Record Type: Non-Journal
Publication Date: 1984
Pages: 5
Abstractor: N/A
Reference Count: N/A
Should Kindergarten Children Attend School All Day Every Day?
Oelerich, Marjorie
Mankato Statement: The Journal of the College of Education, Fall 1984, p13-16

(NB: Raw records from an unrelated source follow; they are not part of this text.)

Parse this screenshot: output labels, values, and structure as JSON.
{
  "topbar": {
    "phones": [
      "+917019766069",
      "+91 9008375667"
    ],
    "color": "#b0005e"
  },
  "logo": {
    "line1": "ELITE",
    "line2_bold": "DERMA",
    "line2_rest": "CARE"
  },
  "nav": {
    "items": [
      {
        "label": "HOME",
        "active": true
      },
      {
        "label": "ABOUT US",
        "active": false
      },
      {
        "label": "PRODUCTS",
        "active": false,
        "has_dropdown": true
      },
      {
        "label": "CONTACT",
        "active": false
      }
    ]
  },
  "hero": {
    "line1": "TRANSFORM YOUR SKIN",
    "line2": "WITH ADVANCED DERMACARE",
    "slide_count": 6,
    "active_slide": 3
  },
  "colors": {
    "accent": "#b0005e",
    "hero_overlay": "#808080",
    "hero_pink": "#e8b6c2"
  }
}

Historically, kindergartens began as full-day programs, but during World War II the shortage of teachers and building space and the increased birth rate produced a cutback to half-day kindergartens. Full-day kindergartens surfaced again during the 1960's and 1970's. Many contemporary studies report significant results in favor of full-day kindergarten. The present report discusses the results of research conducted during a 10-year period in rural, southern Minnesota. This research compared three attendance patterns: all-day everyday, half-day everyday, and all-day alternate day. The first three studies used the Metropolitan Readiness Test to compare class groups representing the three attendance patterns. A later study used this test to compare kindergarten classes 5 years apart in the same school districts. While the teachers and curriculum were the same, in one case the district had changed from all-day everyday attendance to all-day alternate day attendance. In another district, the change was from all-day alternate day attendance to half-day everyday attendance. It was concluded that, for the particular children studied, the all-day everyday kindergarten program was superior to both other attendance patterns. In addition, the half-day everyday program resulted in higher performance for children than did the all-day alternate day program. (CB)
Publication Type: Reports - Research; Journal Articles
Education Level: N/A
Audience: N/A
Language: English
Sponsor: N/A
Authoring Institution: N/A